To address these concerns, FDA added to the preamble of the final rule (published in the January 24, 2006 Federal Register) a discussion of how FDA-approved drug labeling—in both old and new formats—preempts conflicting or contrasting state consumer
protection laws that add warnings and other information to drug labels. FDA states that it has prime responsibility for determining
the content and scope of drug labeling, and that states may dilute important safety information by requiring extraneous or
In fact, some state requirements might compel a manufacturer to make unsubstantiated statements that violate FDA policy, pointed
out attorney Richard Kingham at a recent Drug Information Association meeting. He considers FDA's preemption statement a "very
important development," but one that makes it critical for companies to keep approved labeling accurate and up to date.

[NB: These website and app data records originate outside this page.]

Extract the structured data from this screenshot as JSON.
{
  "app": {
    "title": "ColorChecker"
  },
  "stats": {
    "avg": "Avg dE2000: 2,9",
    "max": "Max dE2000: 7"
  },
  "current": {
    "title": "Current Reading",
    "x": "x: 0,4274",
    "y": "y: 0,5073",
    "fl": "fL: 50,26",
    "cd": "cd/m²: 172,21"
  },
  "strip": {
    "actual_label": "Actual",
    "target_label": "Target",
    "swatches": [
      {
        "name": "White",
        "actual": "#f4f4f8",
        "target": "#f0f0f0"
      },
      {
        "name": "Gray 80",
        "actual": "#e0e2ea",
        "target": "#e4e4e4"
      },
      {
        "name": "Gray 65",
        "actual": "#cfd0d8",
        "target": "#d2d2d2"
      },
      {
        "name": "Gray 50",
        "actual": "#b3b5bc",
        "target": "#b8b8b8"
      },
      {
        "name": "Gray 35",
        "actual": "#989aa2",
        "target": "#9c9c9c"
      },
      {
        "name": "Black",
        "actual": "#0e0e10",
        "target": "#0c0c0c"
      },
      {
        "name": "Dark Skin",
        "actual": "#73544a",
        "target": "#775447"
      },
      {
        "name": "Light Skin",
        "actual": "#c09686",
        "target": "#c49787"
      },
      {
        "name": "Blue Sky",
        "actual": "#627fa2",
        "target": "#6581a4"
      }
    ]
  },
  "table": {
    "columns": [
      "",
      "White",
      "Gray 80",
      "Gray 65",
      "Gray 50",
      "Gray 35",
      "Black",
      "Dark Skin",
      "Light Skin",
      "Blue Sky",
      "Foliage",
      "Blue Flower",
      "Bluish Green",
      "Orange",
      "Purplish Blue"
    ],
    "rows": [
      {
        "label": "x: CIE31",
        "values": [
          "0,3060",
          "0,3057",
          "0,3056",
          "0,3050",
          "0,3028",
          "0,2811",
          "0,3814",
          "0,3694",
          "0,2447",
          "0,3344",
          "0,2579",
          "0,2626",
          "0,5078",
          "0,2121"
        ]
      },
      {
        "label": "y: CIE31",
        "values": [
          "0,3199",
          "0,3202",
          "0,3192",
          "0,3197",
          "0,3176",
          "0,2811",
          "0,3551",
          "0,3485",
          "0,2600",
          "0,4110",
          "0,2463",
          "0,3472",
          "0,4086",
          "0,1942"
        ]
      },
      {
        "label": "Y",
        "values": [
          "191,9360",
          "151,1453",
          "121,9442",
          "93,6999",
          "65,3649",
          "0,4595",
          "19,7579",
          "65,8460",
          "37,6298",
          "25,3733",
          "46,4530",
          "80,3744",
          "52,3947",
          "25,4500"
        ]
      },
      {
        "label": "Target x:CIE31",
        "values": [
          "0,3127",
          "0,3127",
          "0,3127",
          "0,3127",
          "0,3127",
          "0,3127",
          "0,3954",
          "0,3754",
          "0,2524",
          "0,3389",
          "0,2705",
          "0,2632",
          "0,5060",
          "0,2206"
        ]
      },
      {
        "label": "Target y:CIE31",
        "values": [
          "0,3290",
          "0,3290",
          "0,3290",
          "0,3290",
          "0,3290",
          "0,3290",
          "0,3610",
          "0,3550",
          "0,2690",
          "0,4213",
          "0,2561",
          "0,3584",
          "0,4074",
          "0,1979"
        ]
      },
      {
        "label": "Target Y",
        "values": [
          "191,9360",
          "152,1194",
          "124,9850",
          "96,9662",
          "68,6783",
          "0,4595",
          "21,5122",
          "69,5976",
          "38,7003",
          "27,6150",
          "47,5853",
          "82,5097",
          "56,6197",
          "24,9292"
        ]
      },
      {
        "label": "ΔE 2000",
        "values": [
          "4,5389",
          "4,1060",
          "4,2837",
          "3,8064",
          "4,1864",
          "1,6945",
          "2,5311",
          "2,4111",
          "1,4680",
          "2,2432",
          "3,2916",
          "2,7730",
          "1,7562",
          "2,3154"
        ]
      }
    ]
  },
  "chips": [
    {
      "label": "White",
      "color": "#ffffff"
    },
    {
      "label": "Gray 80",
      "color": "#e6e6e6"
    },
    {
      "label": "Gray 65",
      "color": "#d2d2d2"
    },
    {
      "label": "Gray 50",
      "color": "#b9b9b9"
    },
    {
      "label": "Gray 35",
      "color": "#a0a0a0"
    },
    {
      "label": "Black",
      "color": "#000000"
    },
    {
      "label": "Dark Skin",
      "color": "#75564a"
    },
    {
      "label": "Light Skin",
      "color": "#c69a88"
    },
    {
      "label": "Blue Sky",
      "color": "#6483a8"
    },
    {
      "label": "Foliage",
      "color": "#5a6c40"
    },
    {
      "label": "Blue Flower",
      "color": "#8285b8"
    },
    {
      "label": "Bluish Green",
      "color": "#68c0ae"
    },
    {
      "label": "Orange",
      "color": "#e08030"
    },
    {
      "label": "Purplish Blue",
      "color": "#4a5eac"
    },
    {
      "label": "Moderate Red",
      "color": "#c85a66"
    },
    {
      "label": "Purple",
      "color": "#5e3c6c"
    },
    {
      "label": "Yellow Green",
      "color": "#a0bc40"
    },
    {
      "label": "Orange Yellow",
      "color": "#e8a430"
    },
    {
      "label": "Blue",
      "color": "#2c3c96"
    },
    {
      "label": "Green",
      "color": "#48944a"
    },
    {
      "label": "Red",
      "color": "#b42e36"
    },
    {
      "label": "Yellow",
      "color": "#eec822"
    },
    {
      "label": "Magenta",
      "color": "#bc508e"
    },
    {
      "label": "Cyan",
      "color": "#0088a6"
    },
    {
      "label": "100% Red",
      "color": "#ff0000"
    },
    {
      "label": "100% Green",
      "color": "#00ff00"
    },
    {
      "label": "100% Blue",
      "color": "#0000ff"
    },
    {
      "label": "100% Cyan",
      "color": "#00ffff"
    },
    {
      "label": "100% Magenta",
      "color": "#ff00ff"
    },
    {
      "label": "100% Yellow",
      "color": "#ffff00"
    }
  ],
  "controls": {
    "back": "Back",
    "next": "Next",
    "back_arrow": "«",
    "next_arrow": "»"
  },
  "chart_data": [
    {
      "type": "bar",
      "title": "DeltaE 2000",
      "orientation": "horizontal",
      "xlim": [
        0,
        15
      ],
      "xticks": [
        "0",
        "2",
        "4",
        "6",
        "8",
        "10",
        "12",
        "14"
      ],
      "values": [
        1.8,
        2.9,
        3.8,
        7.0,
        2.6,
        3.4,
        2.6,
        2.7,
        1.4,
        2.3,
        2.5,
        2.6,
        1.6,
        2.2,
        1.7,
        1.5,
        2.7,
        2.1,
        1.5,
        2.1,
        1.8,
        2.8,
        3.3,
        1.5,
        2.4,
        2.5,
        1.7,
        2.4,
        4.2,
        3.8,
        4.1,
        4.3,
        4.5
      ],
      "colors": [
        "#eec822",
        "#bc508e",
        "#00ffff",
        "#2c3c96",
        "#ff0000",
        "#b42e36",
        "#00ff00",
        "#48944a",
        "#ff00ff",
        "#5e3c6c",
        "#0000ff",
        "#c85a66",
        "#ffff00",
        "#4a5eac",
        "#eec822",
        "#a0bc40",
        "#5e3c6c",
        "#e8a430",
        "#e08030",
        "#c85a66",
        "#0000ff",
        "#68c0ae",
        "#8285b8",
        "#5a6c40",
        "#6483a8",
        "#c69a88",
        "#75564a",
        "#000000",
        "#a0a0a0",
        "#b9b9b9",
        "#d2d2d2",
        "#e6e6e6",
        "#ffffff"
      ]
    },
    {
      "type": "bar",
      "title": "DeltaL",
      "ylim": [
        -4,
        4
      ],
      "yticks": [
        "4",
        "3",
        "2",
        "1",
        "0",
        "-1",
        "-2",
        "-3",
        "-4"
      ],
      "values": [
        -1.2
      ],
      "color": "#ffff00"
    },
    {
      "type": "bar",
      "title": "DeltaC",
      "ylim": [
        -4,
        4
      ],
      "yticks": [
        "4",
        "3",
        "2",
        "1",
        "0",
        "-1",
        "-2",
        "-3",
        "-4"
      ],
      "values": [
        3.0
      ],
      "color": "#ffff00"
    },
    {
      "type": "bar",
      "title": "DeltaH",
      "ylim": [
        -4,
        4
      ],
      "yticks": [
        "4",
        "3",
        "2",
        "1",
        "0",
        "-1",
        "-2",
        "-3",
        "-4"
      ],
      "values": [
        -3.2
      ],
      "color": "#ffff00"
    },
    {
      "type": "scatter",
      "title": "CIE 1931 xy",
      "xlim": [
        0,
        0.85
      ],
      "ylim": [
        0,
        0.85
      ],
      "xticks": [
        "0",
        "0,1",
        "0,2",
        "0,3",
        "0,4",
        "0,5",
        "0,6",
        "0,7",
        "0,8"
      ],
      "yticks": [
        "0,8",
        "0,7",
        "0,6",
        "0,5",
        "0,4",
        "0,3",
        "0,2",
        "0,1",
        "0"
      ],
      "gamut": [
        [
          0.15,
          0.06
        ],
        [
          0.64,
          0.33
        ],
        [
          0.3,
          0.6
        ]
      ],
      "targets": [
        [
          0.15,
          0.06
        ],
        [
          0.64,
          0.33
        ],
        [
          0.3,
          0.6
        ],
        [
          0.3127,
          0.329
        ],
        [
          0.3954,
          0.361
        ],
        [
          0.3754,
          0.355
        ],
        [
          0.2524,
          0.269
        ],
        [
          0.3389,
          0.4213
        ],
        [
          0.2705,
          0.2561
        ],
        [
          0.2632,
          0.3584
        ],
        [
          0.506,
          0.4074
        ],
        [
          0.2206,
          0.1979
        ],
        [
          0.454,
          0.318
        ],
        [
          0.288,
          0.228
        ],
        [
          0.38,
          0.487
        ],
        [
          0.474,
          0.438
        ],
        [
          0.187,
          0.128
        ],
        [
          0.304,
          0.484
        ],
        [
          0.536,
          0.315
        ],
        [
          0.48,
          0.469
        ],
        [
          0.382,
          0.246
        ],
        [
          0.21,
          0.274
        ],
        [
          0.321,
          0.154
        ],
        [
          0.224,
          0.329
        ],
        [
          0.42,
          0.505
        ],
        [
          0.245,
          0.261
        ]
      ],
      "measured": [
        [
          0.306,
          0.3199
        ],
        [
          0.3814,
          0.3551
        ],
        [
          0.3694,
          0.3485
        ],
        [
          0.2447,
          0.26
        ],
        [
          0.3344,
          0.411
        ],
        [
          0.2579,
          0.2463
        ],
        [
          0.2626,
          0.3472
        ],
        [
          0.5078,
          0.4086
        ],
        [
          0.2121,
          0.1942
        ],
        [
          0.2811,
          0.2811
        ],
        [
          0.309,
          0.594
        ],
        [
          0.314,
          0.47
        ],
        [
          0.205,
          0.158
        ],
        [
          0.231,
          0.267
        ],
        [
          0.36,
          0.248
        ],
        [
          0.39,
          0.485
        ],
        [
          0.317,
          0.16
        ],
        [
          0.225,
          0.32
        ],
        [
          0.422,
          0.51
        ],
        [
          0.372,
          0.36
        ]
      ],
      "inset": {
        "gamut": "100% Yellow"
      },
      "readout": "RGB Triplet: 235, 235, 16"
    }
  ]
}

Plaintiffs'
lawyers will be looking hard for omissions in safety information submitted to FDA in bringing liability cases, he notes. In
addition, some members of Congress have called for legislation to remove the preemption language in response to charges from

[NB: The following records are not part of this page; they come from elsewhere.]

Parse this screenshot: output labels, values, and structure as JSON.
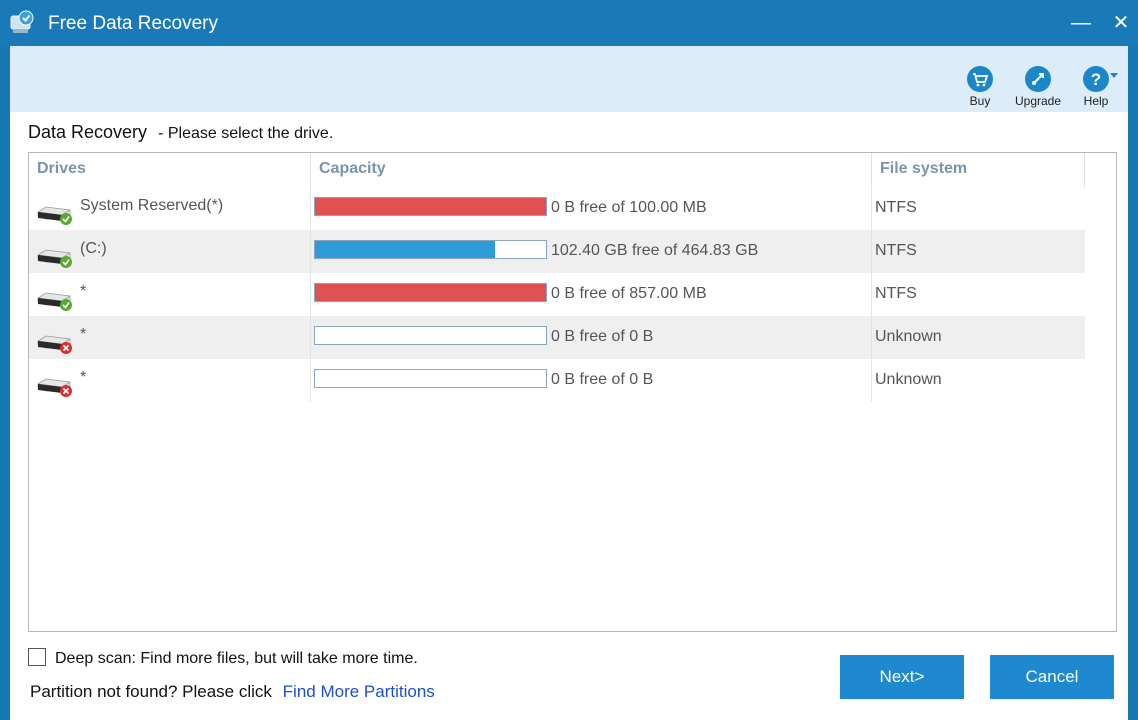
{
  "window": {
    "title": "Free Data Recovery",
    "minimize_glyph": "—",
    "close_glyph": "✕"
  },
  "toolbar": {
    "buy_label": "Buy",
    "upgrade_label": "Upgrade",
    "help_label": "Help"
  },
  "main": {
    "heading": "Data Recovery",
    "subheading": "- Please select the drive."
  },
  "table": {
    "columns": [
      "Drives",
      "Capacity",
      "File system"
    ],
    "rows": [
      {
        "name": "System Reserved(*)",
        "capacity": "0 B free of 100.00 MB",
        "filesystem": "NTFS",
        "used_fraction": 1.0,
        "status": "ok",
        "bar_color": "#e05252"
      },
      {
        "name": "(C:)",
        "capacity": "102.40 GB free of 464.83 GB",
        "filesystem": "NTFS",
        "used_fraction": 0.78,
        "status": "ok",
        "bar_color": "#2f9ad8"
      },
      {
        "name": "*",
        "capacity": "0 B free of 857.00 MB",
        "filesystem": "NTFS",
        "used_fraction": 1.0,
        "status": "ok",
        "bar_color": "#e05252"
      },
      {
        "name": "*",
        "capacity": "0 B free of 0 B",
        "filesystem": "Unknown",
        "used_fraction": 0,
        "status": "error",
        "bar_color": "#2f9ad8"
      },
      {
        "name": "*",
        "capacity": "0 B free of 0 B",
        "filesystem": "Unknown",
        "used_fraction": 0,
        "status": "error",
        "bar_color": "#2f9ad8"
      }
    ]
  },
  "options": {
    "deep_scan_label": "Deep scan: Find more files, but will take more time.",
    "deep_scan_checked": false
  },
  "partition": {
    "text": "Partition not found? Please click",
    "link": "Find More Partitions"
  },
  "buttons": {
    "next_label": "Next>",
    "cancel_label": "Cancel"
  },
  "colors": {
    "accent": "#1a7ab8",
    "toolbar_bg": "#dcecf8",
    "status_ok": "#5aa830",
    "status_error": "#d93030"
  }
}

state officials that FDA is overstepping its authority.
One immediate result will be more intense labeling negotiations between sponsors and FDA reviewers. Pharma companies want
to highlight as many adverse events as possible, while FDA seeks to reduce the clutter that detracts from serious safety messages.
There will be a lot of discussion about which precautions and warnings go where, and what clinical study data can be cited
to support marketing claims.
The final rule should support expansion of FDA's e-labeling program, designed to transmit approved labeling to the DailyMed
online health information clearinghouse operated by the National Library of Medicine. The e-labeling system benefits marketers
by permitting them to revise sections of approved labeling without changing the entire document, and electronic tags on label
data will allow physicians to search for information by indication and by product. Eventually, this data will populate a "facts@fda"
website offering comprehensive information on all FDA-regulated products. E-labeling also will support a paperless labeling
initiative that manufacturers have been developing for the past decade and e-prescribing activities, which promise to reduce
prescribing errors and inappropriate drug use.
Jill Wechsler is Pharm Exec's Washington correspondent. She can be reached at email@example.com